Saturday, August 22, 2015
What Does it Mean to "Teach" a Novel? (Part 3)
I have finished roughly half the books I have started in my lifetime. Don't judge me. If I had to read one for school, I read it. However, once my time truly became my own, I was more selective. I'm facing a bookshelf in my living room, and I can see at least ten dusty bookmarks sticking out of novels, essay collections, and should reads like books on parenting, marriage, and faith.
When my students have the opportunity to choose a text for independent reading, they very often come to me a chapter or two in and say, "This just isn't doing it for me." No problem. Go find a book that grabs you.
Whole-class reads are a different matter. A senior once told me, "This is the first time I actually read a whole book." Blink, blink. How had she made it that far without a cover-to-cover read? Was business, engagement, laziness, or accountability to blame?
If reading is medicine, no student--engaged or not--will want to swallow it. How do we engage teens and build skills without torturing them? This post is all about the controversial idea of not teaching the entire book.
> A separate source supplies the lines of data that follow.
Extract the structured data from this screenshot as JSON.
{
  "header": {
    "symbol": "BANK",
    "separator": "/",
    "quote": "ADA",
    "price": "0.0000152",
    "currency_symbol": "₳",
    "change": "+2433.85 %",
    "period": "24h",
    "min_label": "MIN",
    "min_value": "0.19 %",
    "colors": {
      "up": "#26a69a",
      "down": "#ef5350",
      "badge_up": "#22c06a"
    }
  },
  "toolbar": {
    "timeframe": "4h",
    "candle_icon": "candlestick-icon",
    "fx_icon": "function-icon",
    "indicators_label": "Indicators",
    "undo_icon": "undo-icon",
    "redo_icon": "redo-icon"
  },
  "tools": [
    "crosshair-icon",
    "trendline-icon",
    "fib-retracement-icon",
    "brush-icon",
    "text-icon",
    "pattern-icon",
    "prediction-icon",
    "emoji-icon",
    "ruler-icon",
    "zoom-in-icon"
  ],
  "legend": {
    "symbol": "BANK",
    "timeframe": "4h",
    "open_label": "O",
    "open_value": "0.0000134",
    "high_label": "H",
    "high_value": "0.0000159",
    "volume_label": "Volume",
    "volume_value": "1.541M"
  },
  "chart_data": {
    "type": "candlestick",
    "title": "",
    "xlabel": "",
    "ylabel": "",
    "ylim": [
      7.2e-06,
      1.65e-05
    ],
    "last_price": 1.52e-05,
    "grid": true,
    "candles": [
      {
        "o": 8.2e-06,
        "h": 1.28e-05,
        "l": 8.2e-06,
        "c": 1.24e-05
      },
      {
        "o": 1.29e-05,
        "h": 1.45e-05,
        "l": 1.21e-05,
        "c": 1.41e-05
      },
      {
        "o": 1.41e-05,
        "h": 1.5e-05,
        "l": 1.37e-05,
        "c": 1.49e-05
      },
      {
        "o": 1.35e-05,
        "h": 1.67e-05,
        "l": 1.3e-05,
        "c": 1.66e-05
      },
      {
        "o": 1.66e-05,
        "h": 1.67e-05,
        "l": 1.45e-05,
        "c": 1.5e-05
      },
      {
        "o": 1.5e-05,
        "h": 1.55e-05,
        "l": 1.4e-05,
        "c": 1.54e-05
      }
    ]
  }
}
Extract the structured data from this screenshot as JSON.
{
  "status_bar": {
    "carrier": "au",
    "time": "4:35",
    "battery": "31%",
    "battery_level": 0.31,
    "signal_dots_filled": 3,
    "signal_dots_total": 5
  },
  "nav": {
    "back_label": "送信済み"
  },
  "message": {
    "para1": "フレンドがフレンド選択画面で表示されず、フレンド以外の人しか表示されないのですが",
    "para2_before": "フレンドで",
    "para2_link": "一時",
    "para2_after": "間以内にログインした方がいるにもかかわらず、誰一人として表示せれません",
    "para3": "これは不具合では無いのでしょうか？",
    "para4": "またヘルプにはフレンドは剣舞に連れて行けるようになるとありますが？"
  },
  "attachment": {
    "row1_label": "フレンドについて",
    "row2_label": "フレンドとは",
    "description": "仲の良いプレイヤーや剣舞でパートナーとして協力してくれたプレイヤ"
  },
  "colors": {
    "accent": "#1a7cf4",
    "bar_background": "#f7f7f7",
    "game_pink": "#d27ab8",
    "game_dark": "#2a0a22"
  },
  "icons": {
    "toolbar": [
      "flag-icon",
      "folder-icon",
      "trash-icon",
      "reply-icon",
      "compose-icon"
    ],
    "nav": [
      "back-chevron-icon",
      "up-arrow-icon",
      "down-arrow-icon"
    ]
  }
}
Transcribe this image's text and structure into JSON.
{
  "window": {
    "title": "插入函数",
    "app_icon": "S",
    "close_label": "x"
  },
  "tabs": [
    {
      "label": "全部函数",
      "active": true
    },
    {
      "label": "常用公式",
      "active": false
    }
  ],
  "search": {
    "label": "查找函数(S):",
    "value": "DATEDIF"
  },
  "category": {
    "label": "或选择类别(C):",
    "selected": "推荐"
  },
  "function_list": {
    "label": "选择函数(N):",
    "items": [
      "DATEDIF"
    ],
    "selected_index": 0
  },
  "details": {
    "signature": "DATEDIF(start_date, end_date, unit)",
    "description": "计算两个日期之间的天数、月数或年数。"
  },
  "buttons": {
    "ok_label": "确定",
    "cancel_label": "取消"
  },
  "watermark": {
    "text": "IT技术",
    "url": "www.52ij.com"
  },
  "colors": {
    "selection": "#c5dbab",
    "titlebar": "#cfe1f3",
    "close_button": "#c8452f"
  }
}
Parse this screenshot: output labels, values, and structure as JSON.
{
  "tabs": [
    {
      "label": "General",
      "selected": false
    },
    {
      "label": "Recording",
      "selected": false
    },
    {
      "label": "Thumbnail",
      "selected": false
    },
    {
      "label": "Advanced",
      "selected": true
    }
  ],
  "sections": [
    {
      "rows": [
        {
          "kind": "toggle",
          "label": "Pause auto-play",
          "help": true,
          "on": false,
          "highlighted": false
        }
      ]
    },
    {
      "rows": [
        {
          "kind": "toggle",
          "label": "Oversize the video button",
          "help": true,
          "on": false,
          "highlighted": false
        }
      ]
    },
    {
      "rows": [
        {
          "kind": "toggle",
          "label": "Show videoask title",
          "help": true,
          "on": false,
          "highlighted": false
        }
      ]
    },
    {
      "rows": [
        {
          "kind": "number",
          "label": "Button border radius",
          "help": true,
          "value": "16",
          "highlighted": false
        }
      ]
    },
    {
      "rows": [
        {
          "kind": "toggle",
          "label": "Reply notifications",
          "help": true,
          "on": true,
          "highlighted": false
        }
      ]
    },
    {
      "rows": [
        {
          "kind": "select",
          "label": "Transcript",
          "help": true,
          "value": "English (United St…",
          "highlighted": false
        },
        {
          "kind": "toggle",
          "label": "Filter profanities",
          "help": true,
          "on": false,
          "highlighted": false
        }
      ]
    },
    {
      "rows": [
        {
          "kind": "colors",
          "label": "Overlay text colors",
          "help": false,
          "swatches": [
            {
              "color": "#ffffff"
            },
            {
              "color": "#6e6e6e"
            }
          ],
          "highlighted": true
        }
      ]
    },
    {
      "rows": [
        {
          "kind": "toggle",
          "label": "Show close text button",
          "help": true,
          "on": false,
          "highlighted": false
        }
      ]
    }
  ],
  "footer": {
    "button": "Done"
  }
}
Consider the thoughts of these teacher-authors and comment!
Making Meaning with Melissa
This is sometimes controversial when I bring it up to my department, but I don't always teach the complete novel. I have an essential question or theme that I focus on, and I like to focus on key passages to discuss/teach in class. I encourage the students to read the whole novel independently, but I only teach those focus passages. When I do this, I like to use my close reading units, like this one for To Kill a Mockingbird, focusing on the theme of courage. This unit has six passages with close reading directions for each, a courage chart with directions, and an essay prompt, plus student and teacher models. Students like "reading" the novel this way and often end up finishing the novels.
With my upper middle schoolers, I have the students read the whole novel in parts outside of class. I assign basic comprehension or skill practice questions with their reading at night, mostly as an accountability check. In class, we spend a lot of time going really deep into a few passages in the novel, and I generally focus all of our close reads around the same skill.
I like to teach novels from start to finish because I like students to have the experience of finishing a novel. In my classroom, I've seen students pick up a novel, read for the silent reading period, and then pick up a different novel the next day. I want them to have the pride of finishing a novel.
I hit figurative language hard in my classroom because my ESL students have so much trouble with it; they either take it literally or it's completely lost on them. It's one thing to teach what a metaphor is, but it takes it to a whole different level when students read it, analyze it, and understand it. I use my Figurative Language Bell Ringers to introduce and reinforce figurative language before and during a novel.
I love teaching novels because my biggest reward is hearing "I actually liked that book" when we're finished. There's always one in the bunch.